[Element data from apps and pages]
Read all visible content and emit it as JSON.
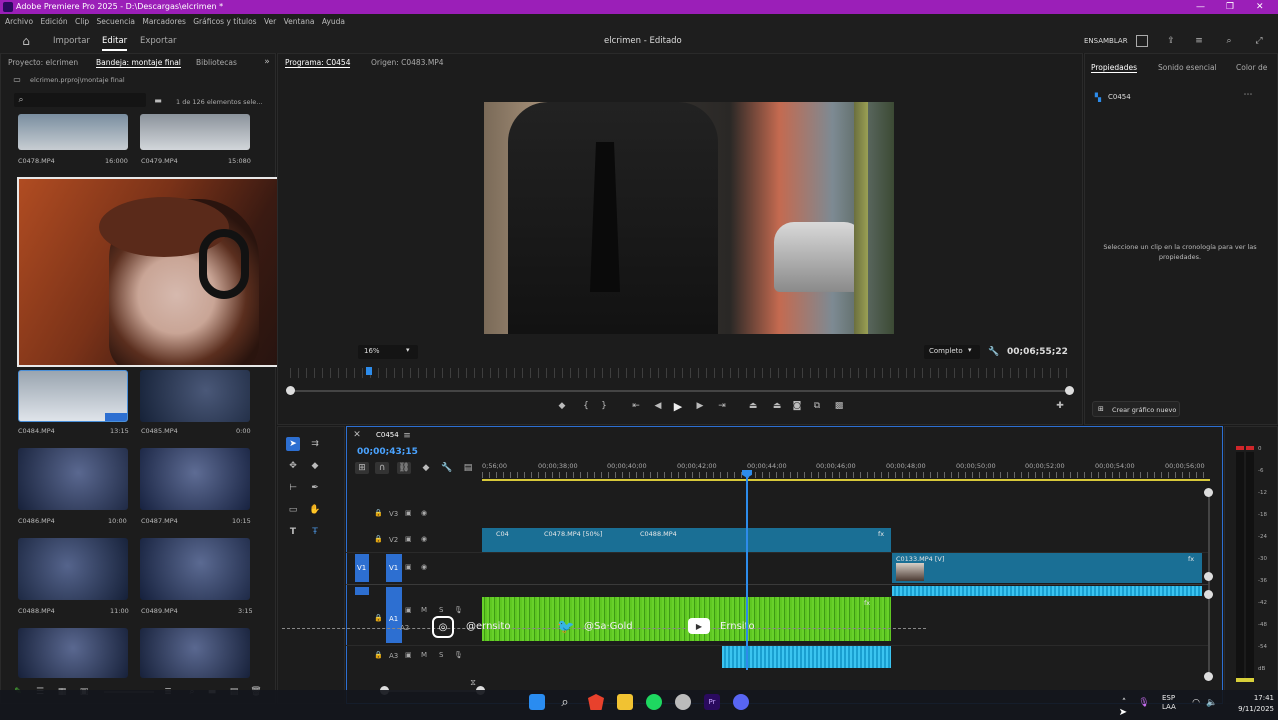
{
  "window": {
    "title": "Adobe Premiere Pro 2025 - D:\\Descargas\\elcrimen *"
  },
  "menu": [
    "Archivo",
    "Edición",
    "Clip",
    "Secuencia",
    "Marcadores",
    "Gráficos y títulos",
    "Ver",
    "Ventana",
    "Ayuda"
  ],
  "workspace": {
    "tabs": [
      "Importar",
      "Editar",
      "Exportar"
    ],
    "active": "Editar",
    "project_title": "elcrimen - Editado",
    "ensamblar": "ENSAMBLAR"
  },
  "project_panel": {
    "tabs": [
      "Proyecto: elcrimen",
      "Bandeja: montaje final",
      "Bibliotecas"
    ],
    "breadcrumb": "elcrimen.prproj\\montaje final",
    "count": "1 de 126 elementos sele...",
    "clips": [
      {
        "name": "C0478.MP4",
        "dur": "16:000"
      },
      {
        "name": "C0479.MP4",
        "dur": "15:080"
      },
      {
        "name": "C0484.MP4",
        "dur": "13:15"
      },
      {
        "name": "C0485.MP4",
        "dur": "0:00"
      },
      {
        "name": "C0486.MP4",
        "dur": "10:00"
      },
      {
        "name": "C0487.MP4",
        "dur": "10:15"
      },
      {
        "name": "C0488.MP4",
        "dur": "11:00"
      },
      {
        "name": "C0489.MP4",
        "dur": "3:15"
      }
    ]
  },
  "program": {
    "tabs": [
      "Programa: C0454",
      "Origen: C0483.MP4"
    ],
    "zoom": "16%",
    "quality": "Completo",
    "timecode": "00;06;55;22"
  },
  "properties": {
    "tabs": [
      "Propiedades",
      "Sonido esencial",
      "Color de"
    ],
    "clip_name": "C0454",
    "hint": "Seleccione un clip en la cronología para ver las propiedades.",
    "new_graphic": "Crear gráfico nuevo"
  },
  "timeline": {
    "sequence": "C0454",
    "timecode": "00;00;43;15",
    "ruler": [
      "0;56;00",
      "00;00;38;00",
      "00;00;40;00",
      "00;00;42;00",
      "00;00;44;00",
      "00;00;46;00",
      "00;00;48;00",
      "00;00;50;00",
      "00;00;52;00",
      "00;00;54;00",
      "00;00;56;00"
    ],
    "tracks": [
      "V3",
      "V2",
      "V1",
      "A1",
      "A2",
      "A3"
    ],
    "clips": {
      "v2a": "C04",
      "v2b": "C0478.MP4 [50%]",
      "v2c": "C0488.MP4",
      "v1": "C0133.MP4 [V]"
    },
    "overlay": [
      "@ernsito",
      "@Sa·Gold",
      "Ernsito"
    ],
    "meter": [
      "0",
      "-6",
      "-12",
      "-18",
      "-24",
      "-30",
      "-36",
      "-42",
      "-48",
      "-54",
      "dB"
    ]
  },
  "taskbar": {
    "lang": "ESP\nLAA",
    "time": "17:41",
    "date": "9/11/2025"
  },
  "colors": {
    "accent": "#2d8ceb",
    "title_bar": "#9b1fb8",
    "video_clip": "#1a6f95",
    "audio_clip": "#52b81c",
    "playhead": "#2d8ceb"
  }
}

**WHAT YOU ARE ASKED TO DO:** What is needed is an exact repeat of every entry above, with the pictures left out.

**YOUR RESPONSE:**
Read all visible content and emit it as JSON.
{
  "window": {
    "title": "Adobe Premiere Pro 2025 - D:\\Descargas\\elcrimen *"
  },
  "menu": [
    "Archivo",
    "Edición",
    "Clip",
    "Secuencia",
    "Marcadores",
    "Gráficos y títulos",
    "Ver",
    "Ventana",
    "Ayuda"
  ],
  "workspace": {
    "tabs": [
      "Importar",
      "Editar",
      "Exportar"
    ],
    "active": "Editar",
    "project_title": "elcrimen - Editado",
    "ensamblar": "ENSAMBLAR"
  },
  "project_panel": {
    "tabs": [
      "Proyecto: elcrimen",
      "Bandeja: montaje final",
      "Bibliotecas"
    ],
    "breadcrumb": "elcrimen.prproj\\montaje final",
    "count": "1 de 126 elementos sele...",
    "clips": [
      {
        "name": "C0478.MP4",
        "dur": "16:000"
      },
      {
        "name": "C0479.MP4",
        "dur": "15:080"
      },
      {
        "name": "C0484.MP4",
        "dur": "13:15"
      },
      {
        "name": "C0485.MP4",
        "dur": "0:00"
      },
      {
        "name": "C0486.MP4",
        "dur": "10:00"
      },
      {
        "name": "C0487.MP4",
        "dur": "10:15"
      },
      {
        "name": "C0488.MP4",
        "dur": "11:00"
      },
      {
        "name": "C0489.MP4",
        "dur": "3:15"
      }
    ]
  },
  "program": {
    "tabs": [
      "Programa: C0454",
      "Origen: C0483.MP4"
    ],
    "zoom": "16%",
    "quality": "Completo",
    "timecode": "00;06;55;22"
  },
  "properties": {
    "tabs": [
      "Propiedades",
      "Sonido esencial",
      "Color de"
    ],
    "clip_name": "C0454",
    "hint": "Seleccione un clip en la cronología para ver las propiedades.",
    "new_graphic": "Crear gráfico nuevo"
  },
  "timeline": {
    "sequence": "C0454",
    "timecode": "00;00;43;15",
    "ruler": [
      "0;56;00",
      "00;00;38;00",
      "00;00;40;00",
      "00;00;42;00",
      "00;00;44;00",
      "00;00;46;00",
      "00;00;48;00",
      "00;00;50;00",
      "00;00;52;00",
      "00;00;54;00",
      "00;00;56;00"
    ],
    "tracks": [
      "V3",
      "V2",
      "V1",
      "A1",
      "A2",
      "A3"
    ],
    "clips": {
      "v2a": "C04",
      "v2b": "C0478.MP4 [50%]",
      "v2c": "C0488.MP4",
      "v1": "C0133.MP4 [V]"
    },
    "overlay": [
      "@ernsito",
      "@Sa·Gold",
      "Ernsito"
    ],
    "meter": [
      "0",
      "-6",
      "-12",
      "-18",
      "-24",
      "-30",
      "-36",
      "-42",
      "-48",
      "-54",
      "dB"
    ]
  },
  "taskbar": {
    "lang": "ESP\nLAA",
    "time": "17:41",
    "date": "9/11/2025"
  },
  "colors": {
    "accent": "#2d8ceb",
    "title_bar": "#9b1fb8",
    "video_clip": "#1a6f95",
    "audio_clip": "#52b81c",
    "playhead": "#2d8ceb"
  }
}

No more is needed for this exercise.